| Given data |
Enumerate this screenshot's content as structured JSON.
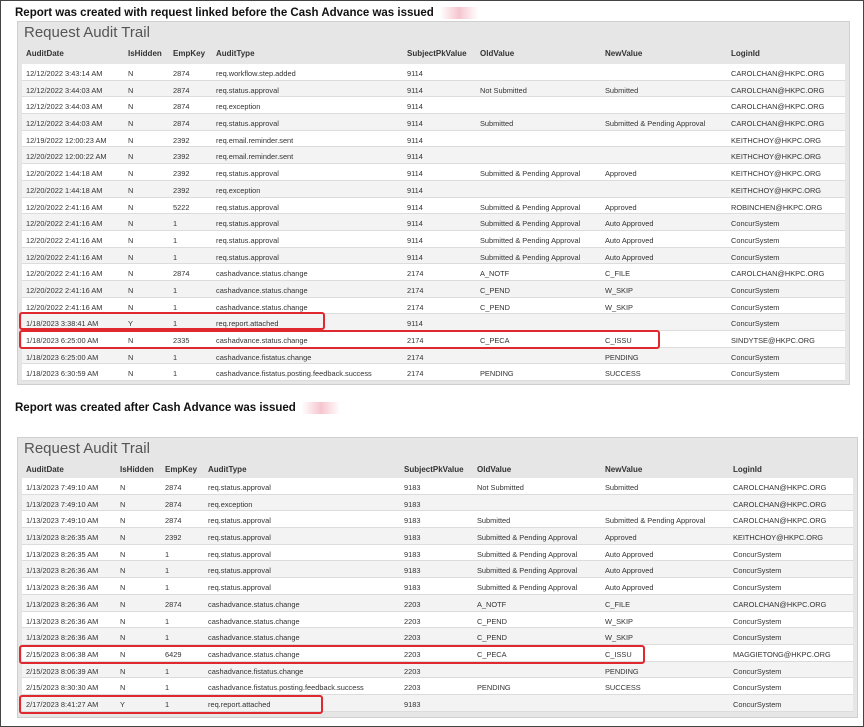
{
  "heading1": "Report was created with request linked before the Cash Advance was issued",
  "heading2": "Report was created after Cash Advance was issued",
  "panel_title": "Request Audit Trail",
  "columns": [
    "AuditDate",
    "IsHidden",
    "EmpKey",
    "AuditType",
    "SubjectPkValue",
    "OldValue",
    "NewValue",
    "LoginId"
  ],
  "table1": [
    [
      "12/12/2022 3:43:14 AM",
      "N",
      "2874",
      "req.workflow.step.added",
      "9114",
      "",
      "",
      "CAROLCHAN@HKPC.ORG"
    ],
    [
      "12/12/2022 3:44:03 AM",
      "N",
      "2874",
      "req.status.approval",
      "9114",
      "Not Submitted",
      "Submitted",
      "CAROLCHAN@HKPC.ORG"
    ],
    [
      "12/12/2022 3:44:03 AM",
      "N",
      "2874",
      "req.exception",
      "9114",
      "",
      "",
      "CAROLCHAN@HKPC.ORG"
    ],
    [
      "12/12/2022 3:44:03 AM",
      "N",
      "2874",
      "req.status.approval",
      "9114",
      "Submitted",
      "Submitted & Pending Approval",
      "CAROLCHAN@HKPC.ORG"
    ],
    [
      "12/19/2022 12:00:23 AM",
      "N",
      "2392",
      "req.email.reminder.sent",
      "9114",
      "",
      "",
      "KEITHCHOY@HKPC.ORG"
    ],
    [
      "12/20/2022 12:00:22 AM",
      "N",
      "2392",
      "req.email.reminder.sent",
      "9114",
      "",
      "",
      "KEITHCHOY@HKPC.ORG"
    ],
    [
      "12/20/2022 1:44:18 AM",
      "N",
      "2392",
      "req.status.approval",
      "9114",
      "Submitted & Pending Approval",
      "Approved",
      "KEITHCHOY@HKPC.ORG"
    ],
    [
      "12/20/2022 1:44:18 AM",
      "N",
      "2392",
      "req.exception",
      "9114",
      "",
      "",
      "KEITHCHOY@HKPC.ORG"
    ],
    [
      "12/20/2022 2:41:16 AM",
      "N",
      "5222",
      "req.status.approval",
      "9114",
      "Submitted & Pending Approval",
      "Approved",
      "ROBINCHEN@HKPC.ORG"
    ],
    [
      "12/20/2022 2:41:16 AM",
      "N",
      "1",
      "req.status.approval",
      "9114",
      "Submitted & Pending Approval",
      "Auto Approved",
      "ConcurSystem"
    ],
    [
      "12/20/2022 2:41:16 AM",
      "N",
      "1",
      "req.status.approval",
      "9114",
      "Submitted & Pending Approval",
      "Auto Approved",
      "ConcurSystem"
    ],
    [
      "12/20/2022 2:41:16 AM",
      "N",
      "1",
      "req.status.approval",
      "9114",
      "Submitted & Pending Approval",
      "Auto Approved",
      "ConcurSystem"
    ],
    [
      "12/20/2022 2:41:16 AM",
      "N",
      "2874",
      "cashadvance.status.change",
      "2174",
      "A_NOTF",
      "C_FILE",
      "CAROLCHAN@HKPC.ORG"
    ],
    [
      "12/20/2022 2:41:16 AM",
      "N",
      "1",
      "cashadvance.status.change",
      "2174",
      "C_PEND",
      "W_SKIP",
      "ConcurSystem"
    ],
    [
      "12/20/2022 2:41:16 AM",
      "N",
      "1",
      "cashadvance.status.change",
      "2174",
      "C_PEND",
      "W_SKIP",
      "ConcurSystem"
    ],
    [
      "1/18/2023 3:38:41 AM",
      "Y",
      "1",
      "req.report.attached",
      "9114",
      "",
      "",
      "ConcurSystem"
    ],
    [
      "1/18/2023 6:25:00 AM",
      "N",
      "2335",
      "cashadvance.status.change",
      "2174",
      "C_PECA",
      "C_ISSU",
      "SINDYTSE@HKPC.ORG"
    ],
    [
      "1/18/2023 6:25:00 AM",
      "N",
      "1",
      "cashadvance.fistatus.change",
      "2174",
      "",
      "PENDING",
      "ConcurSystem"
    ],
    [
      "1/18/2023 6:30:59 AM",
      "N",
      "1",
      "cashadvance.fistatus.posting.feedback.success",
      "2174",
      "PENDING",
      "SUCCESS",
      "ConcurSystem"
    ]
  ],
  "table2": [
    [
      "1/13/2023 7:49:10 AM",
      "N",
      "2874",
      "req.status.approval",
      "9183",
      "Not Submitted",
      "Submitted",
      "CAROLCHAN@HKPC.ORG"
    ],
    [
      "1/13/2023 7:49:10 AM",
      "N",
      "2874",
      "req.exception",
      "9183",
      "",
      "",
      "CAROLCHAN@HKPC.ORG"
    ],
    [
      "1/13/2023 7:49:10 AM",
      "N",
      "2874",
      "req.status.approval",
      "9183",
      "Submitted",
      "Submitted & Pending Approval",
      "CAROLCHAN@HKPC.ORG"
    ],
    [
      "1/13/2023 8:26:35 AM",
      "N",
      "2392",
      "req.status.approval",
      "9183",
      "Submitted & Pending Approval",
      "Approved",
      "KEITHCHOY@HKPC.ORG"
    ],
    [
      "1/13/2023 8:26:35 AM",
      "N",
      "1",
      "req.status.approval",
      "9183",
      "Submitted & Pending Approval",
      "Auto Approved",
      "ConcurSystem"
    ],
    [
      "1/13/2023 8:26:36 AM",
      "N",
      "1",
      "req.status.approval",
      "9183",
      "Submitted & Pending Approval",
      "Auto Approved",
      "ConcurSystem"
    ],
    [
      "1/13/2023 8:26:36 AM",
      "N",
      "1",
      "req.status.approval",
      "9183",
      "Submitted & Pending Approval",
      "Auto Approved",
      "ConcurSystem"
    ],
    [
      "1/13/2023 8:26:36 AM",
      "N",
      "2874",
      "cashadvance.status.change",
      "2203",
      "A_NOTF",
      "C_FILE",
      "CAROLCHAN@HKPC.ORG"
    ],
    [
      "1/13/2023 8:26:36 AM",
      "N",
      "1",
      "cashadvance.status.change",
      "2203",
      "C_PEND",
      "W_SKIP",
      "ConcurSystem"
    ],
    [
      "1/13/2023 8:26:36 AM",
      "N",
      "1",
      "cashadvance.status.change",
      "2203",
      "C_PEND",
      "W_SKIP",
      "ConcurSystem"
    ],
    [
      "2/15/2023 8:06:38 AM",
      "N",
      "6429",
      "cashadvance.status.change",
      "2203",
      "C_PECA",
      "C_ISSU",
      "MAGGIETONG@HKPC.ORG"
    ],
    [
      "2/15/2023 8:06:39 AM",
      "N",
      "1",
      "cashadvance.fistatus.change",
      "2203",
      "",
      "PENDING",
      "ConcurSystem"
    ],
    [
      "2/15/2023 8:30:30 AM",
      "N",
      "1",
      "cashadvance.fistatus.posting.feedback.success",
      "2203",
      "PENDING",
      "SUCCESS",
      "ConcurSystem"
    ],
    [
      "2/17/2023 8:41:27 AM",
      "Y",
      "1",
      "req.report.attached",
      "9183",
      "",
      "",
      "ConcurSystem"
    ]
  ],
  "colors": {
    "highlight": "#e0282f",
    "panel": "#e6e6e6"
  }
}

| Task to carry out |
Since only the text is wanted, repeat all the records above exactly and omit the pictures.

| Solution to the problem |
Enumerate this screenshot's content as structured JSON.
{
  "heading1": "Report was created with request linked before the Cash Advance was issued",
  "heading2": "Report was created after Cash Advance was issued",
  "panel_title": "Request Audit Trail",
  "columns": [
    "AuditDate",
    "IsHidden",
    "EmpKey",
    "AuditType",
    "SubjectPkValue",
    "OldValue",
    "NewValue",
    "LoginId"
  ],
  "table1": [
    [
      "12/12/2022 3:43:14 AM",
      "N",
      "2874",
      "req.workflow.step.added",
      "9114",
      "",
      "",
      "CAROLCHAN@HKPC.ORG"
    ],
    [
      "12/12/2022 3:44:03 AM",
      "N",
      "2874",
      "req.status.approval",
      "9114",
      "Not Submitted",
      "Submitted",
      "CAROLCHAN@HKPC.ORG"
    ],
    [
      "12/12/2022 3:44:03 AM",
      "N",
      "2874",
      "req.exception",
      "9114",
      "",
      "",
      "CAROLCHAN@HKPC.ORG"
    ],
    [
      "12/12/2022 3:44:03 AM",
      "N",
      "2874",
      "req.status.approval",
      "9114",
      "Submitted",
      "Submitted & Pending Approval",
      "CAROLCHAN@HKPC.ORG"
    ],
    [
      "12/19/2022 12:00:23 AM",
      "N",
      "2392",
      "req.email.reminder.sent",
      "9114",
      "",
      "",
      "KEITHCHOY@HKPC.ORG"
    ],
    [
      "12/20/2022 12:00:22 AM",
      "N",
      "2392",
      "req.email.reminder.sent",
      "9114",
      "",
      "",
      "KEITHCHOY@HKPC.ORG"
    ],
    [
      "12/20/2022 1:44:18 AM",
      "N",
      "2392",
      "req.status.approval",
      "9114",
      "Submitted & Pending Approval",
      "Approved",
      "KEITHCHOY@HKPC.ORG"
    ],
    [
      "12/20/2022 1:44:18 AM",
      "N",
      "2392",
      "req.exception",
      "9114",
      "",
      "",
      "KEITHCHOY@HKPC.ORG"
    ],
    [
      "12/20/2022 2:41:16 AM",
      "N",
      "5222",
      "req.status.approval",
      "9114",
      "Submitted & Pending Approval",
      "Approved",
      "ROBINCHEN@HKPC.ORG"
    ],
    [
      "12/20/2022 2:41:16 AM",
      "N",
      "1",
      "req.status.approval",
      "9114",
      "Submitted & Pending Approval",
      "Auto Approved",
      "ConcurSystem"
    ],
    [
      "12/20/2022 2:41:16 AM",
      "N",
      "1",
      "req.status.approval",
      "9114",
      "Submitted & Pending Approval",
      "Auto Approved",
      "ConcurSystem"
    ],
    [
      "12/20/2022 2:41:16 AM",
      "N",
      "1",
      "req.status.approval",
      "9114",
      "Submitted & Pending Approval",
      "Auto Approved",
      "ConcurSystem"
    ],
    [
      "12/20/2022 2:41:16 AM",
      "N",
      "2874",
      "cashadvance.status.change",
      "2174",
      "A_NOTF",
      "C_FILE",
      "CAROLCHAN@HKPC.ORG"
    ],
    [
      "12/20/2022 2:41:16 AM",
      "N",
      "1",
      "cashadvance.status.change",
      "2174",
      "C_PEND",
      "W_SKIP",
      "ConcurSystem"
    ],
    [
      "12/20/2022 2:41:16 AM",
      "N",
      "1",
      "cashadvance.status.change",
      "2174",
      "C_PEND",
      "W_SKIP",
      "ConcurSystem"
    ],
    [
      "1/18/2023 3:38:41 AM",
      "Y",
      "1",
      "req.report.attached",
      "9114",
      "",
      "",
      "ConcurSystem"
    ],
    [
      "1/18/2023 6:25:00 AM",
      "N",
      "2335",
      "cashadvance.status.change",
      "2174",
      "C_PECA",
      "C_ISSU",
      "SINDYTSE@HKPC.ORG"
    ],
    [
      "1/18/2023 6:25:00 AM",
      "N",
      "1",
      "cashadvance.fistatus.change",
      "2174",
      "",
      "PENDING",
      "ConcurSystem"
    ],
    [
      "1/18/2023 6:30:59 AM",
      "N",
      "1",
      "cashadvance.fistatus.posting.feedback.success",
      "2174",
      "PENDING",
      "SUCCESS",
      "ConcurSystem"
    ]
  ],
  "table2": [
    [
      "1/13/2023 7:49:10 AM",
      "N",
      "2874",
      "req.status.approval",
      "9183",
      "Not Submitted",
      "Submitted",
      "CAROLCHAN@HKPC.ORG"
    ],
    [
      "1/13/2023 7:49:10 AM",
      "N",
      "2874",
      "req.exception",
      "9183",
      "",
      "",
      "CAROLCHAN@HKPC.ORG"
    ],
    [
      "1/13/2023 7:49:10 AM",
      "N",
      "2874",
      "req.status.approval",
      "9183",
      "Submitted",
      "Submitted & Pending Approval",
      "CAROLCHAN@HKPC.ORG"
    ],
    [
      "1/13/2023 8:26:35 AM",
      "N",
      "2392",
      "req.status.approval",
      "9183",
      "Submitted & Pending Approval",
      "Approved",
      "KEITHCHOY@HKPC.ORG"
    ],
    [
      "1/13/2023 8:26:35 AM",
      "N",
      "1",
      "req.status.approval",
      "9183",
      "Submitted & Pending Approval",
      "Auto Approved",
      "ConcurSystem"
    ],
    [
      "1/13/2023 8:26:36 AM",
      "N",
      "1",
      "req.status.approval",
      "9183",
      "Submitted & Pending Approval",
      "Auto Approved",
      "ConcurSystem"
    ],
    [
      "1/13/2023 8:26:36 AM",
      "N",
      "1",
      "req.status.approval",
      "9183",
      "Submitted & Pending Approval",
      "Auto Approved",
      "ConcurSystem"
    ],
    [
      "1/13/2023 8:26:36 AM",
      "N",
      "2874",
      "cashadvance.status.change",
      "2203",
      "A_NOTF",
      "C_FILE",
      "CAROLCHAN@HKPC.ORG"
    ],
    [
      "1/13/2023 8:26:36 AM",
      "N",
      "1",
      "cashadvance.status.change",
      "2203",
      "C_PEND",
      "W_SKIP",
      "ConcurSystem"
    ],
    [
      "1/13/2023 8:26:36 AM",
      "N",
      "1",
      "cashadvance.status.change",
      "2203",
      "C_PEND",
      "W_SKIP",
      "ConcurSystem"
    ],
    [
      "2/15/2023 8:06:38 AM",
      "N",
      "6429",
      "cashadvance.status.change",
      "2203",
      "C_PECA",
      "C_ISSU",
      "MAGGIETONG@HKPC.ORG"
    ],
    [
      "2/15/2023 8:06:39 AM",
      "N",
      "1",
      "cashadvance.fistatus.change",
      "2203",
      "",
      "PENDING",
      "ConcurSystem"
    ],
    [
      "2/15/2023 8:30:30 AM",
      "N",
      "1",
      "cashadvance.fistatus.posting.feedback.success",
      "2203",
      "PENDING",
      "SUCCESS",
      "ConcurSystem"
    ],
    [
      "2/17/2023 8:41:27 AM",
      "Y",
      "1",
      "req.report.attached",
      "9183",
      "",
      "",
      "ConcurSystem"
    ]
  ],
  "colors": {
    "highlight": "#e0282f",
    "panel": "#e6e6e6"
  }
}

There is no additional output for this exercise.